*Work task*: Every entry here needs to be repeated exactly.

(Entries from a dataset of interfaces)
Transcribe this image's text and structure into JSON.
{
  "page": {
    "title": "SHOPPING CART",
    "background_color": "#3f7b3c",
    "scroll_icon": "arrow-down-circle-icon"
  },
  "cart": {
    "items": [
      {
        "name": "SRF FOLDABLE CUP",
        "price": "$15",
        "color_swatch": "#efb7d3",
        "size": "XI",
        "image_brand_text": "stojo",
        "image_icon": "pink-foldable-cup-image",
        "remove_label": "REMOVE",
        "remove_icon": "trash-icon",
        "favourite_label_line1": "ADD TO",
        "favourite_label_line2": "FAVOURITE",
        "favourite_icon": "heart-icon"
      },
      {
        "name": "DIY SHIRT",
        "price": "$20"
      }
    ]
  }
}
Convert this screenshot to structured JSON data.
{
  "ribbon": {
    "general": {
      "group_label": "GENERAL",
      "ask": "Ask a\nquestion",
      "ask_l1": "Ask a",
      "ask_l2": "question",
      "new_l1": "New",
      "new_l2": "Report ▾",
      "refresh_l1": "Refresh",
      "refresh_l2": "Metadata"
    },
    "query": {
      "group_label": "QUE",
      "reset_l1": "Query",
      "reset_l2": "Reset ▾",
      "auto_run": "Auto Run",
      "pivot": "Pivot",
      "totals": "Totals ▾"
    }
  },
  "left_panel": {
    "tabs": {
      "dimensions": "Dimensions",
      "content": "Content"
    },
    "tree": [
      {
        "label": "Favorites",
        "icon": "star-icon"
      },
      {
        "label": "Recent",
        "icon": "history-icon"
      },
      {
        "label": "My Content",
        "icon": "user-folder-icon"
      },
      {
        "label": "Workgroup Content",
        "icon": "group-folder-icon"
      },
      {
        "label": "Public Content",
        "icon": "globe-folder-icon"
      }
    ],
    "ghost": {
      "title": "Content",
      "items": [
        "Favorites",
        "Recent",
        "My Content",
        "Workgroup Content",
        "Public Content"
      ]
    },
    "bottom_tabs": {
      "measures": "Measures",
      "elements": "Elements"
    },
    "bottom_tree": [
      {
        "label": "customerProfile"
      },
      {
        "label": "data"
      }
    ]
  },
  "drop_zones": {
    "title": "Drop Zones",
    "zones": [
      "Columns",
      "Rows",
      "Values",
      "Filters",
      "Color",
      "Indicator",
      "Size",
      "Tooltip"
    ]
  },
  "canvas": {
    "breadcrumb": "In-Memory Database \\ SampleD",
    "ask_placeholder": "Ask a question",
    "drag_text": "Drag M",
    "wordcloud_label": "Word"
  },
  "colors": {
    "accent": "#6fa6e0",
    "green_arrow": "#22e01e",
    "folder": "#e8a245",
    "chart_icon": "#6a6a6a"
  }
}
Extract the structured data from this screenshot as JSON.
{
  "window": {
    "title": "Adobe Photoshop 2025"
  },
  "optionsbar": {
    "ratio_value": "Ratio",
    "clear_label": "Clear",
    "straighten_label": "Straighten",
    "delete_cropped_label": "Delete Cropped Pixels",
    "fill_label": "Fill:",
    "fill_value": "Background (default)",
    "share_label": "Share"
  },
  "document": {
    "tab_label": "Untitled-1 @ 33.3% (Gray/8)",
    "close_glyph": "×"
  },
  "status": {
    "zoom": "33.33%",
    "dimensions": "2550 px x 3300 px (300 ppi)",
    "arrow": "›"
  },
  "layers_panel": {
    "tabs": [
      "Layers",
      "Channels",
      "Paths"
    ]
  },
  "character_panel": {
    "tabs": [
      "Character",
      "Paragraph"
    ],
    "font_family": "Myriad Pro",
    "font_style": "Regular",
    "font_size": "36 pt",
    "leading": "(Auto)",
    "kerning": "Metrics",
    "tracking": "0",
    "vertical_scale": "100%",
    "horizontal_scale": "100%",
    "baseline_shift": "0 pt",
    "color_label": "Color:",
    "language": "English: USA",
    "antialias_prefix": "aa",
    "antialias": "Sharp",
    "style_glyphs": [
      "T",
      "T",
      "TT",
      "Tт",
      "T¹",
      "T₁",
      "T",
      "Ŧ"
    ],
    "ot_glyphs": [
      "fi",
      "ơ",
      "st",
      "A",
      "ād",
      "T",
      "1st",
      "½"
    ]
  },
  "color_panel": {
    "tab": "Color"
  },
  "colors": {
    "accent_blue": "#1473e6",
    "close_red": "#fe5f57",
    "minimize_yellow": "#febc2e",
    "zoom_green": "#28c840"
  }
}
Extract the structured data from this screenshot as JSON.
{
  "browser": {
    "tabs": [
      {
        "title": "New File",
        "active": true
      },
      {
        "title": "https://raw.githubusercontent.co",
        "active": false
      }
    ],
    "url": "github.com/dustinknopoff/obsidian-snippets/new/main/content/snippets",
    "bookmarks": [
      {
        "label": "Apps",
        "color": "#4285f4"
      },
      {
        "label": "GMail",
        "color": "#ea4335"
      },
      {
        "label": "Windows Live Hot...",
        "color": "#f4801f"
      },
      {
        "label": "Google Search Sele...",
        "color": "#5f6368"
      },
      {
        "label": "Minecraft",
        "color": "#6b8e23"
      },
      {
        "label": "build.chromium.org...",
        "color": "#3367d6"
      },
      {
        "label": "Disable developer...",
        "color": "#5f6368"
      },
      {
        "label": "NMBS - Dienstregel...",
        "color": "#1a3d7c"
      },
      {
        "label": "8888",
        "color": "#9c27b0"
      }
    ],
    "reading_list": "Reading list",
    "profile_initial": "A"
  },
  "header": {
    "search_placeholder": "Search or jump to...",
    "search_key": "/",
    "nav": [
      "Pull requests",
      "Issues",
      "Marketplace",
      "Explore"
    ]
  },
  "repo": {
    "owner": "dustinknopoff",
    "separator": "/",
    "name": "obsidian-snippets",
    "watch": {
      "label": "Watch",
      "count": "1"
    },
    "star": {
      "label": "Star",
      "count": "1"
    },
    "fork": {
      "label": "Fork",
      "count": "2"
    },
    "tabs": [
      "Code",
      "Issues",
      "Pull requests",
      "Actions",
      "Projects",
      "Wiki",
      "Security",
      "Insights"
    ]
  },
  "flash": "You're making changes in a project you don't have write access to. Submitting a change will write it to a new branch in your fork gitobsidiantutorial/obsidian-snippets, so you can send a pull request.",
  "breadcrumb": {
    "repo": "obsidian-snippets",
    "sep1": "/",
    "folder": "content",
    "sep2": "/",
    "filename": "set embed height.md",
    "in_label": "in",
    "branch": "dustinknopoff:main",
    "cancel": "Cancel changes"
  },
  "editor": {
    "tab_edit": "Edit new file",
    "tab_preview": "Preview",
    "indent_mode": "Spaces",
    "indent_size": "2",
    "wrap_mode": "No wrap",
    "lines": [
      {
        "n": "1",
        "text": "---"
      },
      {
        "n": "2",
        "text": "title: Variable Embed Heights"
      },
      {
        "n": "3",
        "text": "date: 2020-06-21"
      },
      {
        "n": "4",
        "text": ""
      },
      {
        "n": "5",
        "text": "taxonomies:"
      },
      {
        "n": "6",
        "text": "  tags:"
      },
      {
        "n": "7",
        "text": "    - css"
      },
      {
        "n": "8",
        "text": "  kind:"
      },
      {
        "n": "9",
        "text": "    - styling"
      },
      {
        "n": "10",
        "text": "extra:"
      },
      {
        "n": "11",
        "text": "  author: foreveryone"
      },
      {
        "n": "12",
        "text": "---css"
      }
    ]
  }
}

*Finished exercise*:
Transcribe this image's text and structure into JSON.
{
  "page": {
    "title": "SHOPPING CART",
    "background_color": "#3f7b3c",
    "scroll_icon": "arrow-down-circle-icon"
  },
  "cart": {
    "items": [
      {
        "name": "SRF FOLDABLE CUP",
        "price": "$15",
        "color_swatch": "#efb7d3",
        "size": "XI",
        "image_brand_text": "stojo",
        "image_icon": "pink-foldable-cup-image",
        "remove_label": "REMOVE",
        "remove_icon": "trash-icon",
        "favourite_label_line1": "ADD TO",
        "favourite_label_line2": "FAVOURITE",
        "favourite_icon": "heart-icon"
      },
      {
        "name": "DIY SHIRT",
        "price": "$20"
      }
    ]
  }
}
Convert this screenshot to structured JSON data.
{
  "ribbon": {
    "general": {
      "group_label": "GENERAL",
      "ask": "Ask a\nquestion",
      "ask_l1": "Ask a",
      "ask_l2": "question",
      "new_l1": "New",
      "new_l2": "Report ▾",
      "refresh_l1": "Refresh",
      "refresh_l2": "Metadata"
    },
    "query": {
      "group_label": "QUE",
      "reset_l1": "Query",
      "reset_l2": "Reset ▾",
      "auto_run": "Auto Run",
      "pivot": "Pivot",
      "totals": "Totals ▾"
    }
  },
  "left_panel": {
    "tabs": {
      "dimensions": "Dimensions",
      "content": "Content"
    },
    "tree": [
      {
        "label": "Favorites",
        "icon": "star-icon"
      },
      {
        "label": "Recent",
        "icon": "history-icon"
      },
      {
        "label": "My Content",
        "icon": "user-folder-icon"
      },
      {
        "label": "Workgroup Content",
        "icon": "group-folder-icon"
      },
      {
        "label": "Public Content",
        "icon": "globe-folder-icon"
      }
    ],
    "ghost": {
      "title": "Content",
      "items": [
        "Favorites",
        "Recent",
        "My Content",
        "Workgroup Content",
        "Public Content"
      ]
    },
    "bottom_tabs": {
      "measures": "Measures",
      "elements": "Elements"
    },
    "bottom_tree": [
      {
        "label": "customerProfile"
      },
      {
        "label": "data"
      }
    ]
  },
  "drop_zones": {
    "title": "Drop Zones",
    "zones": [
      "Columns",
      "Rows",
      "Values",
      "Filters",
      "Color",
      "Indicator",
      "Size",
      "Tooltip"
    ]
  },
  "canvas": {
    "breadcrumb": "In-Memory Database \\ SampleD",
    "ask_placeholder": "Ask a question",
    "drag_text": "Drag M",
    "wordcloud_label": "Word"
  },
  "colors": {
    "accent": "#6fa6e0",
    "green_arrow": "#22e01e",
    "folder": "#e8a245",
    "chart_icon": "#6a6a6a"
  }
}
Extract the structured data from this screenshot as JSON.
{
  "window": {
    "title": "Adobe Photoshop 2025"
  },
  "optionsbar": {
    "ratio_value": "Ratio",
    "clear_label": "Clear",
    "straighten_label": "Straighten",
    "delete_cropped_label": "Delete Cropped Pixels",
    "fill_label": "Fill:",
    "fill_value": "Background (default)",
    "share_label": "Share"
  },
  "document": {
    "tab_label": "Untitled-1 @ 33.3% (Gray/8)",
    "close_glyph": "×"
  },
  "status": {
    "zoom": "33.33%",
    "dimensions": "2550 px x 3300 px (300 ppi)",
    "arrow": "›"
  },
  "layers_panel": {
    "tabs": [
      "Layers",
      "Channels",
      "Paths"
    ]
  },
  "character_panel": {
    "tabs": [
      "Character",
      "Paragraph"
    ],
    "font_family": "Myriad Pro",
    "font_style": "Regular",
    "font_size": "36 pt",
    "leading": "(Auto)",
    "kerning": "Metrics",
    "tracking": "0",
    "vertical_scale": "100%",
    "horizontal_scale": "100%",
    "baseline_shift": "0 pt",
    "color_label": "Color:",
    "language": "English: USA",
    "antialias_prefix": "aa",
    "antialias": "Sharp",
    "style_glyphs": [
      "T",
      "T",
      "TT",
      "Tт",
      "T¹",
      "T₁",
      "T",
      "Ŧ"
    ],
    "ot_glyphs": [
      "fi",
      "ơ",
      "st",
      "A",
      "ād",
      "T",
      "1st",
      "½"
    ]
  },
  "color_panel": {
    "tab": "Color"
  },
  "colors": {
    "accent_blue": "#1473e6",
    "close_red": "#fe5f57",
    "minimize_yellow": "#febc2e",
    "zoom_green": "#28c840"
  }
}
Extract the structured data from this screenshot as JSON.
{
  "browser": {
    "tabs": [
      {
        "title": "New File",
        "active": true
      },
      {
        "title": "https://raw.githubusercontent.co",
        "active": false
      }
    ],
    "url": "github.com/dustinknopoff/obsidian-snippets/new/main/content/snippets",
    "bookmarks": [
      {
        "label": "Apps",
        "color": "#4285f4"
      },
      {
        "label": "GMail",
        "color": "#ea4335"
      },
      {
        "label": "Windows Live Hot...",
        "color": "#f4801f"
      },
      {
        "label": "Google Search Sele...",
        "color": "#5f6368"
      },
      {
        "label": "Minecraft",
        "color": "#6b8e23"
      },
      {
        "label": "build.chromium.org...",
        "color": "#3367d6"
      },
      {
        "label": "Disable developer...",
        "color": "#5f6368"
      },
      {
        "label": "NMBS - Dienstregel...",
        "color": "#1a3d7c"
      },
      {
        "label": "8888",
        "color": "#9c27b0"
      }
    ],
    "reading_list": "Reading list",
    "profile_initial": "A"
  },
  "header": {
    "search_placeholder": "Search or jump to...",
    "search_key": "/",
    "nav": [
      "Pull requests",
      "Issues",
      "Marketplace",
      "Explore"
    ]
  },
  "repo": {
    "owner": "dustinknopoff",
    "separator": "/",
    "name": "obsidian-snippets",
    "watch": {
      "label": "Watch",
      "count": "1"
    },
    "star": {
      "label": "Star",
      "count": "1"
    },
    "fork": {
      "label": "Fork",
      "count": "2"
    },
    "tabs": [
      "Code",
      "Issues",
      "Pull requests",
      "Actions",
      "Projects",
      "Wiki",
      "Security",
      "Insights"
    ]
  },
  "flash": "You're making changes in a project you don't have write access to. Submitting a change will write it to a new branch in your fork gitobsidiantutorial/obsidian-snippets, so you can send a pull request.",
  "breadcrumb": {
    "repo": "obsidian-snippets",
    "sep1": "/",
    "folder": "content",
    "sep2": "/",
    "filename": "set embed height.md",
    "in_label": "in",
    "branch": "dustinknopoff:main",
    "cancel": "Cancel changes"
  },
  "editor": {
    "tab_edit": "Edit new file",
    "tab_preview": "Preview",
    "indent_mode": "Spaces",
    "indent_size": "2",
    "wrap_mode": "No wrap",
    "lines": [
      {
        "n": "1",
        "text": "---"
      },
      {
        "n": "2",
        "text": "title: Variable Embed Heights"
      },
      {
        "n": "3",
        "text": "date: 2020-06-21"
      },
      {
        "n": "4",
        "text": ""
      },
      {
        "n": "5",
        "text": "taxonomies:"
      },
      {
        "n": "6",
        "text": "  tags:"
      },
      {
        "n": "7",
        "text": "    - css"
      },
      {
        "n": "8",
        "text": "  kind:"
      },
      {
        "n": "9",
        "text": "    - styling"
      },
      {
        "n": "10",
        "text": "extra:"
      },
      {
        "n": "11",
        "text": "  author: foreveryone"
      },
      {
        "n": "12",
        "text": "---css"
      }
    ]
  }
}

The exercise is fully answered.